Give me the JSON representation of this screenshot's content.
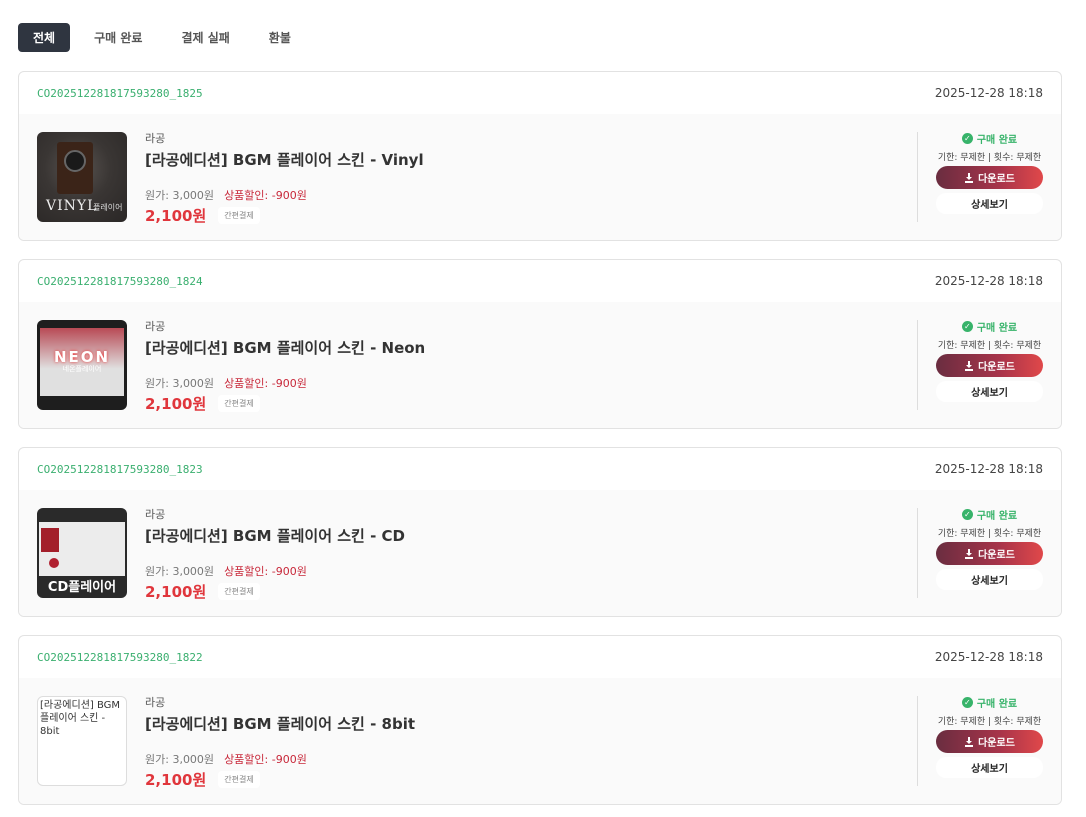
{
  "tabs": [
    {
      "label": "전체",
      "active": true
    },
    {
      "label": "구매 완료",
      "active": false
    },
    {
      "label": "결제 실패",
      "active": false
    },
    {
      "label": "환불",
      "active": false
    }
  ],
  "orders": [
    {
      "order_id": "CO202512281817593280_1825",
      "date": "2025-12-28 18:18",
      "seller": "라공",
      "product_name": "[라공에디션] BGM 플레이어 스킨 - Vinyl",
      "original_price": "원가: 3,000원",
      "discount": "상품할인: -900원",
      "final_price": "2,100원",
      "payment_method": "간편결제",
      "status": "구매 완료",
      "limits": "기한: 무제한 | 횟수: 무제한",
      "download_label": "다운로드",
      "detail_label": "상세보기",
      "thumb": {
        "title": "VINYL",
        "subtitle": "플레이어"
      }
    },
    {
      "order_id": "CO202512281817593280_1824",
      "date": "2025-12-28 18:18",
      "seller": "라공",
      "product_name": "[라공에디션] BGM 플레이어 스킨 - Neon",
      "original_price": "원가: 3,000원",
      "discount": "상품할인: -900원",
      "final_price": "2,100원",
      "payment_method": "간편결제",
      "status": "구매 완료",
      "limits": "기한: 무제한 | 횟수: 무제한",
      "download_label": "다운로드",
      "detail_label": "상세보기",
      "thumb": {
        "title": "NEON",
        "subtitle": "네온플레이어"
      }
    },
    {
      "order_id": "CO202512281817593280_1823",
      "date": "2025-12-28 18:18",
      "seller": "라공",
      "product_name": "[라공에디션] BGM 플레이어 스킨 - CD",
      "original_price": "원가: 3,000원",
      "discount": "상품할인: -900원",
      "final_price": "2,100원",
      "payment_method": "간편결제",
      "status": "구매 완료",
      "limits": "기한: 무제한 | 횟수: 무제한",
      "download_label": "다운로드",
      "detail_label": "상세보기",
      "thumb": {
        "title": "CD플레이어"
      }
    },
    {
      "order_id": "CO202512281817593280_1822",
      "date": "2025-12-28 18:18",
      "seller": "라공",
      "product_name": "[라공에디션] BGM 플레이어 스킨 - 8bit",
      "original_price": "원가: 3,000원",
      "discount": "상품할인: -900원",
      "final_price": "2,100원",
      "payment_method": "간편결제",
      "status": "구매 완료",
      "limits": "기한: 무제한 | 횟수: 무제한",
      "download_label": "다운로드",
      "detail_label": "상세보기",
      "thumb": {
        "alt_text": "[라공에디션] BGM 플레이어 스킨 - 8bit"
      }
    }
  ],
  "colors": {
    "active_tab": "#2f3540",
    "order_id": "#3aaf6f",
    "status_complete": "#37b36a",
    "final_price": "#e0363c",
    "discount": "#c8283a"
  },
  "icons": {
    "status": "check-circle-icon",
    "download": "download-icon"
  }
}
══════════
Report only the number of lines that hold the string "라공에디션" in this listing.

5